*App and web page records:*
---

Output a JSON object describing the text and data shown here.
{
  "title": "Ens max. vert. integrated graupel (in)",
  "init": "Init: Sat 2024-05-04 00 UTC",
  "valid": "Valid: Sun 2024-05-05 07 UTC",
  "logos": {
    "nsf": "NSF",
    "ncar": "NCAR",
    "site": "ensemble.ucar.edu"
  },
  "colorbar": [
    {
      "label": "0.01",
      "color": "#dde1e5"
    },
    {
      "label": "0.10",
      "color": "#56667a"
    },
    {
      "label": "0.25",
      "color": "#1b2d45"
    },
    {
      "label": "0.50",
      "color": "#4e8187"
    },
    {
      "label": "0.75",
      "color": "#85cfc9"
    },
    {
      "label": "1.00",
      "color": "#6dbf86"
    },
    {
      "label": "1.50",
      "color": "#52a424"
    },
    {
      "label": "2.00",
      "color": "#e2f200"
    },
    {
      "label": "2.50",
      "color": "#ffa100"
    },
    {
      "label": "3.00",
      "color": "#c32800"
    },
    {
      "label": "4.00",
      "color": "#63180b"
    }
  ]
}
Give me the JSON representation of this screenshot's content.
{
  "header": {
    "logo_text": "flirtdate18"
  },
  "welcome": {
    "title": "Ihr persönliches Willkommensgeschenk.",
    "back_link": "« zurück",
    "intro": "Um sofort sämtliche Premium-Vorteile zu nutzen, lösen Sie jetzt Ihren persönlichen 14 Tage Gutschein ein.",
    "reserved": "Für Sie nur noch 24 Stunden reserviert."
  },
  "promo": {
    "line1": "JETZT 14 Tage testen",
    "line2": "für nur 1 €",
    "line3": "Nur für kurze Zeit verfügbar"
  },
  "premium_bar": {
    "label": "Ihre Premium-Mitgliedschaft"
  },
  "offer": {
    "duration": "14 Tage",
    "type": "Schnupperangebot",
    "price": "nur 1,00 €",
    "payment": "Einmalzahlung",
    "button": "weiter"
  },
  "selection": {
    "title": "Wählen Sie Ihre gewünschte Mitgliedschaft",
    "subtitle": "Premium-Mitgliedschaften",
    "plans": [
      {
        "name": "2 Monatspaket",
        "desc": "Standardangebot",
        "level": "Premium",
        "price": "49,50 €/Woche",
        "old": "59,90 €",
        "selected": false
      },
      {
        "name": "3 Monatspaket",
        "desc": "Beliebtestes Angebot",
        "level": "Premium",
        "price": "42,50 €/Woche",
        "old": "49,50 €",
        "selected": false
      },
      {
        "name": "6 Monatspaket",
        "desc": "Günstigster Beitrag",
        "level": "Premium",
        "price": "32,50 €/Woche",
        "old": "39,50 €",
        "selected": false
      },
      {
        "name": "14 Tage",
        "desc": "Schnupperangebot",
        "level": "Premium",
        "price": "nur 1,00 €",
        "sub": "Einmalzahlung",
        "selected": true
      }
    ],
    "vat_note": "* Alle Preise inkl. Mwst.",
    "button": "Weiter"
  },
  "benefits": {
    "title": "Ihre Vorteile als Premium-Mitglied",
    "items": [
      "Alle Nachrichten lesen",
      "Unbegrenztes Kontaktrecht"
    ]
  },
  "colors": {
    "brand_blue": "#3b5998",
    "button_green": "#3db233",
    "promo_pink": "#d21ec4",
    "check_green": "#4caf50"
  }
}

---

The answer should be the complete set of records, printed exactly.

*Task answer:*
Output a JSON object describing the text and data shown here.
{
  "title": "Ens max. vert. integrated graupel (in)",
  "init": "Init: Sat 2024-05-04 00 UTC",
  "valid": "Valid: Sun 2024-05-05 07 UTC",
  "logos": {
    "nsf": "NSF",
    "ncar": "NCAR",
    "site": "ensemble.ucar.edu"
  },
  "colorbar": [
    {
      "label": "0.01",
      "color": "#dde1e5"
    },
    {
      "label": "0.10",
      "color": "#56667a"
    },
    {
      "label": "0.25",
      "color": "#1b2d45"
    },
    {
      "label": "0.50",
      "color": "#4e8187"
    },
    {
      "label": "0.75",
      "color": "#85cfc9"
    },
    {
      "label": "1.00",
      "color": "#6dbf86"
    },
    {
      "label": "1.50",
      "color": "#52a424"
    },
    {
      "label": "2.00",
      "color": "#e2f200"
    },
    {
      "label": "2.50",
      "color": "#ffa100"
    },
    {
      "label": "3.00",
      "color": "#c32800"
    },
    {
      "label": "4.00",
      "color": "#63180b"
    }
  ]
}
Give me the JSON representation of this screenshot's content.
{
  "header": {
    "logo_text": "flirtdate18"
  },
  "welcome": {
    "title": "Ihr persönliches Willkommensgeschenk.",
    "back_link": "« zurück",
    "intro": "Um sofort sämtliche Premium-Vorteile zu nutzen, lösen Sie jetzt Ihren persönlichen 14 Tage Gutschein ein.",
    "reserved": "Für Sie nur noch 24 Stunden reserviert."
  },
  "promo": {
    "line1": "JETZT 14 Tage testen",
    "line2": "für nur 1 €",
    "line3": "Nur für kurze Zeit verfügbar"
  },
  "premium_bar": {
    "label": "Ihre Premium-Mitgliedschaft"
  },
  "offer": {
    "duration": "14 Tage",
    "type": "Schnupperangebot",
    "price": "nur 1,00 €",
    "payment": "Einmalzahlung",
    "button": "weiter"
  },
  "selection": {
    "title": "Wählen Sie Ihre gewünschte Mitgliedschaft",
    "subtitle": "Premium-Mitgliedschaften",
    "plans": [
      {
        "name": "2 Monatspaket",
        "desc": "Standardangebot",
        "level": "Premium",
        "price": "49,50 €/Woche",
        "old": "59,90 €",
        "selected": false
      },
      {
        "name": "3 Monatspaket",
        "desc": "Beliebtestes Angebot",
        "level": "Premium",
        "price": "42,50 €/Woche",
        "old": "49,50 €",
        "selected": false
      },
      {
        "name": "6 Monatspaket",
        "desc": "Günstigster Beitrag",
        "level": "Premium",
        "price": "32,50 €/Woche",
        "old": "39,50 €",
        "selected": false
      },
      {
        "name": "14 Tage",
        "desc": "Schnupperangebot",
        "level": "Premium",
        "price": "nur 1,00 €",
        "sub": "Einmalzahlung",
        "selected": true
      }
    ],
    "vat_note": "* Alle Preise inkl. Mwst.",
    "button": "Weiter"
  },
  "benefits": {
    "title": "Ihre Vorteile als Premium-Mitglied",
    "items": [
      "Alle Nachrichten lesen",
      "Unbegrenztes Kontaktrecht"
    ]
  },
  "colors": {
    "brand_blue": "#3b5998",
    "button_green": "#3db233",
    "promo_pink": "#d21ec4",
    "check_green": "#4caf50"
  }
}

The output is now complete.